__Problem requirements__:
Each entry has to be reproduced in full, exactly as given.
(Material for this task Opens)
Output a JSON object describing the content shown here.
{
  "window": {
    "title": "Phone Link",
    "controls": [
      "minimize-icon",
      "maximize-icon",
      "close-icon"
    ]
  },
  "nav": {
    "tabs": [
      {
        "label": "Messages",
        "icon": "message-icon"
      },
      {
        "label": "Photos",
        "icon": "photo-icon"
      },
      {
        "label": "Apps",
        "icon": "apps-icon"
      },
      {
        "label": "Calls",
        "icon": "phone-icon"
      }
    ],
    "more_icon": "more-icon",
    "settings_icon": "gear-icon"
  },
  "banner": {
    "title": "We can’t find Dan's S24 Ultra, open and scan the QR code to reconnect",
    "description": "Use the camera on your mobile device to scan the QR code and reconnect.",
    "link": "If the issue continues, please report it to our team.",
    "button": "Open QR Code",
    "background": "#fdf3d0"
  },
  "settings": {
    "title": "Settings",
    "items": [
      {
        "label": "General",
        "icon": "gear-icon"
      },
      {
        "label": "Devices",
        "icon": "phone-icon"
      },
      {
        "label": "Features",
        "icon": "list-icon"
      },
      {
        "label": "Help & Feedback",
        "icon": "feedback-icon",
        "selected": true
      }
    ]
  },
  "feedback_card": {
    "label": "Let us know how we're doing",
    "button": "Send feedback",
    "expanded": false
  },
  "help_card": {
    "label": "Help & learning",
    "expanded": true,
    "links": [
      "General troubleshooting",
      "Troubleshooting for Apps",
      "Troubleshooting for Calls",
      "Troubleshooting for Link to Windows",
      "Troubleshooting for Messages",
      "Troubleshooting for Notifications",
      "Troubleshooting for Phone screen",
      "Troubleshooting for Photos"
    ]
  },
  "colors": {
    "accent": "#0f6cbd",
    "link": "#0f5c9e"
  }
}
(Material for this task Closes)
__Exercise response__:
Output a JSON object describing the content shown here.
{
  "window": {
    "title": "Phone Link",
    "controls": [
      "minimize-icon",
      "maximize-icon",
      "close-icon"
    ]
  },
  "nav": {
    "tabs": [
      {
        "label": "Messages",
        "icon": "message-icon"
      },
      {
        "label": "Photos",
        "icon": "photo-icon"
      },
      {
        "label": "Apps",
        "icon": "apps-icon"
      },
      {
        "label": "Calls",
        "icon": "phone-icon"
      }
    ],
    "more_icon": "more-icon",
    "settings_icon": "gear-icon"
  },
  "banner": {
    "title": "We can’t find Dan's S24 Ultra, open and scan the QR code to reconnect",
    "description": "Use the camera on your mobile device to scan the QR code and reconnect.",
    "link": "If the issue continues, please report it to our team.",
    "button": "Open QR Code",
    "background": "#fdf3d0"
  },
  "settings": {
    "title": "Settings",
    "items": [
      {
        "label": "General",
        "icon": "gear-icon"
      },
      {
        "label": "Devices",
        "icon": "phone-icon"
      },
      {
        "label": "Features",
        "icon": "list-icon"
      },
      {
        "label": "Help & Feedback",
        "icon": "feedback-icon",
        "selected": true
      }
    ]
  },
  "feedback_card": {
    "label": "Let us know how we're doing",
    "button": "Send feedback",
    "expanded": false
  },
  "help_card": {
    "label": "Help & learning",
    "expanded": true,
    "links": [
      "General troubleshooting",
      "Troubleshooting for Apps",
      "Troubleshooting for Calls",
      "Troubleshooting for Link to Windows",
      "Troubleshooting for Messages",
      "Troubleshooting for Notifications",
      "Troubleshooting for Phone screen",
      "Troubleshooting for Photos"
    ]
  },
  "colors": {
    "accent": "#0f6cbd",
    "link": "#0f5c9e"
  }
}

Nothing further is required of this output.